PROBLEM DETAILS: All of the data below is to be output exactly as written.

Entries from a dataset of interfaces
Segment Open
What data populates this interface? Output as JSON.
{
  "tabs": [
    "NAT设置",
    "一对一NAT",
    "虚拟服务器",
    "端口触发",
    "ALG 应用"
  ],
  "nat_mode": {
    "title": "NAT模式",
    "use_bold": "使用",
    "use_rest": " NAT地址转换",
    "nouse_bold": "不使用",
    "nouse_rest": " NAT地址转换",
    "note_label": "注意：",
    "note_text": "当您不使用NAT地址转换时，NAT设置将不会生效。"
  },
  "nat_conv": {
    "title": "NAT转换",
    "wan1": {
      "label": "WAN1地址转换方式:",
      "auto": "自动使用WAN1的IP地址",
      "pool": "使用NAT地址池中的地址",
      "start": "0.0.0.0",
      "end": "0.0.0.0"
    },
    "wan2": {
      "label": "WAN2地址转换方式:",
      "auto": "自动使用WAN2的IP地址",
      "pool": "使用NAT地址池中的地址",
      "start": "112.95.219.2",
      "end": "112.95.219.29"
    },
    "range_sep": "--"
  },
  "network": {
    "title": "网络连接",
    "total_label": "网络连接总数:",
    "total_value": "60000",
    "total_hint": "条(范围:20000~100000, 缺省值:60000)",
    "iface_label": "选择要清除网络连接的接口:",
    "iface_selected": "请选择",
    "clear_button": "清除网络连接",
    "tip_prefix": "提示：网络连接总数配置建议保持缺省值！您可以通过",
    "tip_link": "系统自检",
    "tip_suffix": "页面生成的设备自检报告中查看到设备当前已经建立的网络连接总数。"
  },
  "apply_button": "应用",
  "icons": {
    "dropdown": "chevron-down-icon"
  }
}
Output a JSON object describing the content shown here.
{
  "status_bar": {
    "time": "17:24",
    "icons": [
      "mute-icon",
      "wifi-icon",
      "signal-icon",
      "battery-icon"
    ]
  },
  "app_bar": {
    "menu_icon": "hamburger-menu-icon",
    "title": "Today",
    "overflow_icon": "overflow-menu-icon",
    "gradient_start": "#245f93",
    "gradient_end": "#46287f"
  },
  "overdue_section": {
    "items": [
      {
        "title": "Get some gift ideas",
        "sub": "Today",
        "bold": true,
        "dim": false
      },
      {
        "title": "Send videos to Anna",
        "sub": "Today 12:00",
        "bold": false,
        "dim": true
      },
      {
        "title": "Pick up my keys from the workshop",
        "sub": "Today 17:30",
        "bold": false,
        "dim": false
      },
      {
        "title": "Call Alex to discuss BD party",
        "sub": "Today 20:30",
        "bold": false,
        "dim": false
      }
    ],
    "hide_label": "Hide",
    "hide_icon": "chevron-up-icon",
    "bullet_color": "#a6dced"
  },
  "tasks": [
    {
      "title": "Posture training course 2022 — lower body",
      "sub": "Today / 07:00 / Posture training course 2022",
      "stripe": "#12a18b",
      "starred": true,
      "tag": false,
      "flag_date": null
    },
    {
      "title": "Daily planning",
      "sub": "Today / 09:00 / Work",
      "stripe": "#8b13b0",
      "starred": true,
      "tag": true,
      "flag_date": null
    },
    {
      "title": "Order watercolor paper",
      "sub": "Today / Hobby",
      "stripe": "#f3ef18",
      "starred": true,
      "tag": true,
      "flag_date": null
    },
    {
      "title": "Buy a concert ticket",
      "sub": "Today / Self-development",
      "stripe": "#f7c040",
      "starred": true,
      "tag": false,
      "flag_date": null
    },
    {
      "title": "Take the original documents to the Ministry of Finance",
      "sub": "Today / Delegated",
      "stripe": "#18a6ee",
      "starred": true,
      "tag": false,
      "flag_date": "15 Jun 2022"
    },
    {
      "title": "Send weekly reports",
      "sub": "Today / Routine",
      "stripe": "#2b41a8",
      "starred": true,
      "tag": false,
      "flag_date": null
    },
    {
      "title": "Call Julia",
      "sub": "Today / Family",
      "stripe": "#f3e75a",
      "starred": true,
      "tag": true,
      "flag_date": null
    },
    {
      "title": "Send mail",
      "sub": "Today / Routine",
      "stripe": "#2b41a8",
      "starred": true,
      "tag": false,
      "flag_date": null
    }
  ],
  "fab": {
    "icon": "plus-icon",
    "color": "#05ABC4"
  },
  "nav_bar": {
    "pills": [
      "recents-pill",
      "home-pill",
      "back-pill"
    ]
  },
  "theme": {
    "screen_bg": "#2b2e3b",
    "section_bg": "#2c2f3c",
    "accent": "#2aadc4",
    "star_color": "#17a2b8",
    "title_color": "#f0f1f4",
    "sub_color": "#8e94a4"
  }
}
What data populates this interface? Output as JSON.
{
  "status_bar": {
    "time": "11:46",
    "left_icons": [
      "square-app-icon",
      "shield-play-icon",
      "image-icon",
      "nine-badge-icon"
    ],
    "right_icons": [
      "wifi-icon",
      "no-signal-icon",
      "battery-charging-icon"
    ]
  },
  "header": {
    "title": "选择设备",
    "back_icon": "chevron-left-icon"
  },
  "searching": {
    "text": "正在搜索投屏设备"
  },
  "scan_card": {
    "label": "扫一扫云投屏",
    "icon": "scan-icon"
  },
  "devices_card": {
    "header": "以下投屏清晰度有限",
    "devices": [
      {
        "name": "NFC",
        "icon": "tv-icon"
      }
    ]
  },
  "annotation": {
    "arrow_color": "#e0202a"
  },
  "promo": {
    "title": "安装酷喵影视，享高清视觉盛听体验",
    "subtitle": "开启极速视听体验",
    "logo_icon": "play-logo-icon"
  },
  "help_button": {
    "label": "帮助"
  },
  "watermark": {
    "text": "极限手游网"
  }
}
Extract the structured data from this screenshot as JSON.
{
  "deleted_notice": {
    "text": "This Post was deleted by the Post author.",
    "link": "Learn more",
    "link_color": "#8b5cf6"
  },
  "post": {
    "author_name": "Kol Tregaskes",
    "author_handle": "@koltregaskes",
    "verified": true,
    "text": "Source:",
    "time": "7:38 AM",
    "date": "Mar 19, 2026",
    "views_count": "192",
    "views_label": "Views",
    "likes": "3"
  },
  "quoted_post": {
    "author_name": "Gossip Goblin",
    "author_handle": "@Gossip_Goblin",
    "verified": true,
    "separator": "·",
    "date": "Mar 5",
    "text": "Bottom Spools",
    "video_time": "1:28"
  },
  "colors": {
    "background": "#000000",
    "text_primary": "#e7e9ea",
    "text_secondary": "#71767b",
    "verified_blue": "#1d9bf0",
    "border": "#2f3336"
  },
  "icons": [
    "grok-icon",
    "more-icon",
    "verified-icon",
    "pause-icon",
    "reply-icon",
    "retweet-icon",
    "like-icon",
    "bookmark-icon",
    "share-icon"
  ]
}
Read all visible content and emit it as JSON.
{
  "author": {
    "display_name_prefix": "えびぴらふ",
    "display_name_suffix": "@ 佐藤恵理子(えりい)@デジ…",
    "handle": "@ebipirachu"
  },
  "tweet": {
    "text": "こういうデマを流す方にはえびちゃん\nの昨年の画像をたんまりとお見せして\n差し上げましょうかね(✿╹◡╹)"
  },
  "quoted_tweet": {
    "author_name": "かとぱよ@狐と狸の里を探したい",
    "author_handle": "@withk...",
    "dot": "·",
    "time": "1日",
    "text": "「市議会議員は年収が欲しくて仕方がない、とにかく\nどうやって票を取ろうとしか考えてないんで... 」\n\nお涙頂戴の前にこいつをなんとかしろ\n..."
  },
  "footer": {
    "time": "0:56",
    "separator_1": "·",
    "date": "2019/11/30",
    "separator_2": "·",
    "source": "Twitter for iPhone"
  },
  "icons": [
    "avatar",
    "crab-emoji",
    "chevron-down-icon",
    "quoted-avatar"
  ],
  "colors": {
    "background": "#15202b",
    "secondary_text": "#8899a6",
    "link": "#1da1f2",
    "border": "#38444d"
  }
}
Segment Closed
WORKED SOLUTION:
What data populates this interface? Output as JSON.
{
  "tabs": [
    "NAT设置",
    "一对一NAT",
    "虚拟服务器",
    "端口触发",
    "ALG 应用"
  ],
  "nat_mode": {
    "title": "NAT模式",
    "use_bold": "使用",
    "use_rest": " NAT地址转换",
    "nouse_bold": "不使用",
    "nouse_rest": " NAT地址转换",
    "note_label": "注意：",
    "note_text": "当您不使用NAT地址转换时，NAT设置将不会生效。"
  },
  "nat_conv": {
    "title": "NAT转换",
    "wan1": {
      "label": "WAN1地址转换方式:",
      "auto": "自动使用WAN1的IP地址",
      "pool": "使用NAT地址池中的地址",
      "start": "0.0.0.0",
      "end": "0.0.0.0"
    },
    "wan2": {
      "label": "WAN2地址转换方式:",
      "auto": "自动使用WAN2的IP地址",
      "pool": "使用NAT地址池中的地址",
      "start": "112.95.219.2",
      "end": "112.95.219.29"
    },
    "range_sep": "--"
  },
  "network": {
    "title": "网络连接",
    "total_label": "网络连接总数:",
    "total_value": "60000",
    "total_hint": "条(范围:20000~100000, 缺省值:60000)",
    "iface_label": "选择要清除网络连接的接口:",
    "iface_selected": "请选择",
    "clear_button": "清除网络连接",
    "tip_prefix": "提示：网络连接总数配置建议保持缺省值！您可以通过",
    "tip_link": "系统自检",
    "tip_suffix": "页面生成的设备自检报告中查看到设备当前已经建立的网络连接总数。"
  },
  "apply_button": "应用",
  "icons": {
    "dropdown": "chevron-down-icon"
  }
}
Output a JSON object describing the content shown here.
{
  "status_bar": {
    "time": "17:24",
    "icons": [
      "mute-icon",
      "wifi-icon",
      "signal-icon",
      "battery-icon"
    ]
  },
  "app_bar": {
    "menu_icon": "hamburger-menu-icon",
    "title": "Today",
    "overflow_icon": "overflow-menu-icon",
    "gradient_start": "#245f93",
    "gradient_end": "#46287f"
  },
  "overdue_section": {
    "items": [
      {
        "title": "Get some gift ideas",
        "sub": "Today",
        "bold": true,
        "dim": false
      },
      {
        "title": "Send videos to Anna",
        "sub": "Today 12:00",
        "bold": false,
        "dim": true
      },
      {
        "title": "Pick up my keys from the workshop",
        "sub": "Today 17:30",
        "bold": false,
        "dim": false
      },
      {
        "title": "Call Alex to discuss BD party",
        "sub": "Today 20:30",
        "bold": false,
        "dim": false
      }
    ],
    "hide_label": "Hide",
    "hide_icon": "chevron-up-icon",
    "bullet_color": "#a6dced"
  },
  "tasks": [
    {
      "title": "Posture training course 2022 — lower body",
      "sub": "Today / 07:00 / Posture training course 2022",
      "stripe": "#12a18b",
      "starred": true,
      "tag": false,
      "flag_date": null
    },
    {
      "title": "Daily planning",
      "sub": "Today / 09:00 / Work",
      "stripe": "#8b13b0",
      "starred": true,
      "tag": true,
      "flag_date": null
    },
    {
      "title": "Order watercolor paper",
      "sub": "Today / Hobby",
      "stripe": "#f3ef18",
      "starred": true,
      "tag": true,
      "flag_date": null
    },
    {
      "title": "Buy a concert ticket",
      "sub": "Today / Self-development",
      "stripe": "#f7c040",
      "starred": true,
      "tag": false,
      "flag_date": null
    },
    {
      "title": "Take the original documents to the Ministry of Finance",
      "sub": "Today / Delegated",
      "stripe": "#18a6ee",
      "starred": true,
      "tag": false,
      "flag_date": "15 Jun 2022"
    },
    {
      "title": "Send weekly reports",
      "sub": "Today / Routine",
      "stripe": "#2b41a8",
      "starred": true,
      "tag": false,
      "flag_date": null
    },
    {
      "title": "Call Julia",
      "sub": "Today / Family",
      "stripe": "#f3e75a",
      "starred": true,
      "tag": true,
      "flag_date": null
    },
    {
      "title": "Send mail",
      "sub": "Today / Routine",
      "stripe": "#2b41a8",
      "starred": true,
      "tag": false,
      "flag_date": null
    }
  ],
  "fab": {
    "icon": "plus-icon",
    "color": "#05ABC4"
  },
  "nav_bar": {
    "pills": [
      "recents-pill",
      "home-pill",
      "back-pill"
    ]
  },
  "theme": {
    "screen_bg": "#2b2e3b",
    "section_bg": "#2c2f3c",
    "accent": "#2aadc4",
    "star_color": "#17a2b8",
    "title_color": "#f0f1f4",
    "sub_color": "#8e94a4"
  }
}
What data populates this interface? Output as JSON.
{
  "status_bar": {
    "time": "11:46",
    "left_icons": [
      "square-app-icon",
      "shield-play-icon",
      "image-icon",
      "nine-badge-icon"
    ],
    "right_icons": [
      "wifi-icon",
      "no-signal-icon",
      "battery-charging-icon"
    ]
  },
  "header": {
    "title": "选择设备",
    "back_icon": "chevron-left-icon"
  },
  "searching": {
    "text": "正在搜索投屏设备"
  },
  "scan_card": {
    "label": "扫一扫云投屏",
    "icon": "scan-icon"
  },
  "devices_card": {
    "header": "以下投屏清晰度有限",
    "devices": [
      {
        "name": "NFC",
        "icon": "tv-icon"
      }
    ]
  },
  "annotation": {
    "arrow_color": "#e0202a"
  },
  "promo": {
    "title": "安装酷喵影视，享高清视觉盛听体验",
    "subtitle": "开启极速视听体验",
    "logo_icon": "play-logo-icon"
  },
  "help_button": {
    "label": "帮助"
  },
  "watermark": {
    "text": "极限手游网"
  }
}
Extract the structured data from this screenshot as JSON.
{
  "deleted_notice": {
    "text": "This Post was deleted by the Post author.",
    "link": "Learn more",
    "link_color": "#8b5cf6"
  },
  "post": {
    "author_name": "Kol Tregaskes",
    "author_handle": "@koltregaskes",
    "verified": true,
    "text": "Source:",
    "time": "7:38 AM",
    "date": "Mar 19, 2026",
    "views_count": "192",
    "views_label": "Views",
    "likes": "3"
  },
  "quoted_post": {
    "author_name": "Gossip Goblin",
    "author_handle": "@Gossip_Goblin",
    "verified": true,
    "separator": "·",
    "date": "Mar 5",
    "text": "Bottom Spools",
    "video_time": "1:28"
  },
  "colors": {
    "background": "#000000",
    "text_primary": "#e7e9ea",
    "text_secondary": "#71767b",
    "verified_blue": "#1d9bf0",
    "border": "#2f3336"
  },
  "icons": [
    "grok-icon",
    "more-icon",
    "verified-icon",
    "pause-icon",
    "reply-icon",
    "retweet-icon",
    "like-icon",
    "bookmark-icon",
    "share-icon"
  ]
}
Read all visible content and emit it as JSON.
{
  "author": {
    "display_name_prefix": "えびぴらふ",
    "display_name_suffix": "@ 佐藤恵理子(えりい)@デジ…",
    "handle": "@ebipirachu"
  },
  "tweet": {
    "text": "こういうデマを流す方にはえびちゃん\nの昨年の画像をたんまりとお見せして\n差し上げましょうかね(✿╹◡╹)"
  },
  "quoted_tweet": {
    "author_name": "かとぱよ@狐と狸の里を探したい",
    "author_handle": "@withk...",
    "dot": "·",
    "time": "1日",
    "text": "「市議会議員は年収が欲しくて仕方がない、とにかく\nどうやって票を取ろうとしか考えてないんで... 」\n\nお涙頂戴の前にこいつをなんとかしろ\n..."
  },
  "footer": {
    "time": "0:56",
    "separator_1": "·",
    "date": "2019/11/30",
    "separator_2": "·",
    "source": "Twitter for iPhone"
  },
  "icons": [
    "avatar",
    "crab-emoji",
    "chevron-down-icon",
    "quoted-avatar"
  ],
  "colors": {
    "background": "#15202b",
    "secondary_text": "#8899a6",
    "link": "#1da1f2",
    "border": "#38444d"
  }
}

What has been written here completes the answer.